What is Processeer solving?

Processeer aims at leveraging 2 things: the burden of creating custom reports, and the difficulty of sharing them with other people. First, it simplifies the process of writing scripts that interpret data from APIs, and provides tools to show that data in a beautiful fashion. Second, it makes it easy to share both the results of such scripts and the scripts themselves with other people, encouraging them to reuse and improve existing reports.

Here are few comparison points that might help you understand what it is. Do you know about re:dash? It's kind of the same thing, except it doesn't talk to a database but to APIs, and there's some powerful composition possibilities in Processeer. Maybe you've heard of bl.ocks.org? Processeer wants to give you the same kind of easy-sharing reports.

How about a simple example? Let's say you're a Lord of the Rings fan and you want to know at a glance the repartition of each of Middle Earth's peoples in the community of the Ring as well as the number of Rings of Power each of those peoples has. Well, here's a nice line chart that shows just that.

Right, that's cheating: that last one doesn't even pull data from an API. Alright, how about something a bit more complex? This one tells you if a bug from bugzilla is still relevant or not, by showing the number of crash reports associated to that bug in the last week: Bug Signature Status. That Report is composed of 3 different Blocks. The first one pulls a list of signatures from crash-stats, the second one pulls the bug title from bugzilla, and the third one pulls from crash-stats the actual number of crash reports for each signature we received from the first Block.
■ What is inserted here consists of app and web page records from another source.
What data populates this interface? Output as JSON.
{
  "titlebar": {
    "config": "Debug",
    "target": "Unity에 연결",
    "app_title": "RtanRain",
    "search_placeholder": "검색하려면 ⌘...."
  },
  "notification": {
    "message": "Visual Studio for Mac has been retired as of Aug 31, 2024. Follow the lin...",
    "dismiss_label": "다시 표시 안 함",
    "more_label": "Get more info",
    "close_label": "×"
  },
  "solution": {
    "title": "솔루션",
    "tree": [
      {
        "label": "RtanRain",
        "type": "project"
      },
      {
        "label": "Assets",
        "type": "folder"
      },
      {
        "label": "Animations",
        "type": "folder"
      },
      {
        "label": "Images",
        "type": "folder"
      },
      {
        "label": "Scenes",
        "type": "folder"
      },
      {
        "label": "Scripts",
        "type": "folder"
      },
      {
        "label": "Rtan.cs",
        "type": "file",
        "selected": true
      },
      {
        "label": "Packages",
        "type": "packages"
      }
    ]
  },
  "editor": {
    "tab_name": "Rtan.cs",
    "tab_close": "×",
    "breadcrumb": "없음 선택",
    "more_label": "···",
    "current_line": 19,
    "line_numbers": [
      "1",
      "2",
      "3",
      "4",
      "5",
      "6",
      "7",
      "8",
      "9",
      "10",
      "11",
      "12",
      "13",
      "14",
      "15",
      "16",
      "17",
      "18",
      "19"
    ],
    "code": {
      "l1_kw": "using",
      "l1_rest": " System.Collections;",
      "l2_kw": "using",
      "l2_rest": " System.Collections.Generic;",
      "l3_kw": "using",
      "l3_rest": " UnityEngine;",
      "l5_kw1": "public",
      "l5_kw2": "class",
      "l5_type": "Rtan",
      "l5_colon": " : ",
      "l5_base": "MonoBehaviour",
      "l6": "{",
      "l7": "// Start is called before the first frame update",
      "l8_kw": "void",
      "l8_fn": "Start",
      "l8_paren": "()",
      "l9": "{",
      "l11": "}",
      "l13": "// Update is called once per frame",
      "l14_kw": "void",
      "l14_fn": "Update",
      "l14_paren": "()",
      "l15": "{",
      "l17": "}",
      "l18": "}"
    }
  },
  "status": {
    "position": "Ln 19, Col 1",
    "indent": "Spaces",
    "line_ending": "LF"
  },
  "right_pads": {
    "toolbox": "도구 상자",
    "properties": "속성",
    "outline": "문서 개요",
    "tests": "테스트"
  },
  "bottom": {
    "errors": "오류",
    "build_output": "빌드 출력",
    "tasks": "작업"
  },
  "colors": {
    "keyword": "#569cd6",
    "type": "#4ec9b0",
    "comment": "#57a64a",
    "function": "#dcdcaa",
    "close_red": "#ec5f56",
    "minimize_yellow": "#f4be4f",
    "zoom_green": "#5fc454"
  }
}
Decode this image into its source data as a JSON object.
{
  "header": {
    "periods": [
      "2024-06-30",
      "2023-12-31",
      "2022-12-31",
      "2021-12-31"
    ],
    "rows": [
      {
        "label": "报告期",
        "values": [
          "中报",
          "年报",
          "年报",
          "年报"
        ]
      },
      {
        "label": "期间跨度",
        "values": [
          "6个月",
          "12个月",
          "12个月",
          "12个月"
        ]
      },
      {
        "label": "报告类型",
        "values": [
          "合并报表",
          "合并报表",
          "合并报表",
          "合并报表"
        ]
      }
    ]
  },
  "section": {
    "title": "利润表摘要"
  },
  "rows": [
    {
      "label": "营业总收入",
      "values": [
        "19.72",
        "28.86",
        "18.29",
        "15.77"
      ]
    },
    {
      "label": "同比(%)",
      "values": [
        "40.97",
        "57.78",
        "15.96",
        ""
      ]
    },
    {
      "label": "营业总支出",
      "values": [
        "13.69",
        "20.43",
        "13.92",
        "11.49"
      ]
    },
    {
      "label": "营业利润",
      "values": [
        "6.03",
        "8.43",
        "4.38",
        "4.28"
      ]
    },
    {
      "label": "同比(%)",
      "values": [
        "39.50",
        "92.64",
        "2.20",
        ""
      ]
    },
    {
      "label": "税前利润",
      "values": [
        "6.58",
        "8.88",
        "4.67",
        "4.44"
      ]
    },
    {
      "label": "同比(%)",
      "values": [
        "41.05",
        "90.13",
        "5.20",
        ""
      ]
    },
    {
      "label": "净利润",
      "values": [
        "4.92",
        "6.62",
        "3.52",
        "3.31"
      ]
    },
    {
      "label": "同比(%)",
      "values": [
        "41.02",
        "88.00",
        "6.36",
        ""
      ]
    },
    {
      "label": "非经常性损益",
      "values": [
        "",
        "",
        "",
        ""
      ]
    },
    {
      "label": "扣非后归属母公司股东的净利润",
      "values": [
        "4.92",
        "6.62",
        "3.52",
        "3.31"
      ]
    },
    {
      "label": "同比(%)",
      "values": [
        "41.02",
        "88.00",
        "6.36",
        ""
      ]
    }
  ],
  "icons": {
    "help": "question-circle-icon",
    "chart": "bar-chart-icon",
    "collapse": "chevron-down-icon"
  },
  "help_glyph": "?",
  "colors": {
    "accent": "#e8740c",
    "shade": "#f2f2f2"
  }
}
If you want to look at how it works, simply log in with a github account and you'll be able to edit the Report and Blocks.

Note that you can type in any bug number in the "bug" filter at the top, and click "Run" to rerun that Report for that bug.

How does it work?

Processeer has a few concepts that need to be explained. First of all, you need to have a data source that is accessible over HTTP and that is serving JSON. That includes, for example, the crash-stats public API, bugzilla's REST API, github's REST API, and many more.

Processeer's high level component is called the Report. It is an ordered list of Blocks (we'll learn about that in just a few moments). When you load a Report page, Processeer is going to run each Block in turn, passing the output of the first Block as the input of the second, and so on. The output of the last Block of the chain is then going to be parsed and displayed as nicely as possible, as a table or as a chart for example.

Blocks are the building elements of Processeer. It's where you put most of the logic: where to pull the data from, what to do with it, and what to return. The Models of a Block define how the data is pulled. You can set several Models in a Block. Each one is basically a construct to make an HTTP call to some API that returns JSON. The Controller is a JavaScript function that you write in order to transform the data you get from your models into what you want your Block to return. It can be a specially parsed object that Processeer will parse and turn into a nice looking chart or table, or it can be an object that should be passed to the next Block in a Report. And that is where Params come in. Params define the "input" of your Block: you can set default values for some arguments you expect, and if those arguments exist in the output of the previous Block, their values will be passed down for you to use in your current Block. That mechanism allows, for example, to have a block that pulls some data from an API, then have another Block that uses that very data in the query of another API request. It also makes Blocks more reusable, and encourages users to keep them as small and focused as possible.

Schema of how Processeer works, a recap of the previous paragraph.

Schema of how Processeer works, a recap of the previous paragraph.

How do I use it?

Go to processeer.io and log in using a github account. You will then be able to create new Blocks and Reports. There are some Blocks already, I invite you to take a look at them to see how the system works, and what you can do. There's some documentation on the Processeer github repository, as well as some basic examples to understand the possible outputs.

I am very happy to answer questions if you have any. You can reach out to me with github issues, by email via my contact page, or on IRC (for example in #processeer in Freenode's IRC server).

The future is unwritten

The future of Processeer is unclear. I don't have any users just yet, probably for a lack of advertisement and documentation. But it is hard to invest time into those things when you don't have any users. So, here's my message in a bottle that I am throwing into the sea. If you find Processeer useful and think it can help you, I would love to hear about it. I need fearless explorers ready to dig into it to make the best out of the amazing possibilities it offers.

And if you think it's a brilliant idea and want to contribute, it's all open source (not licensed yet though). :)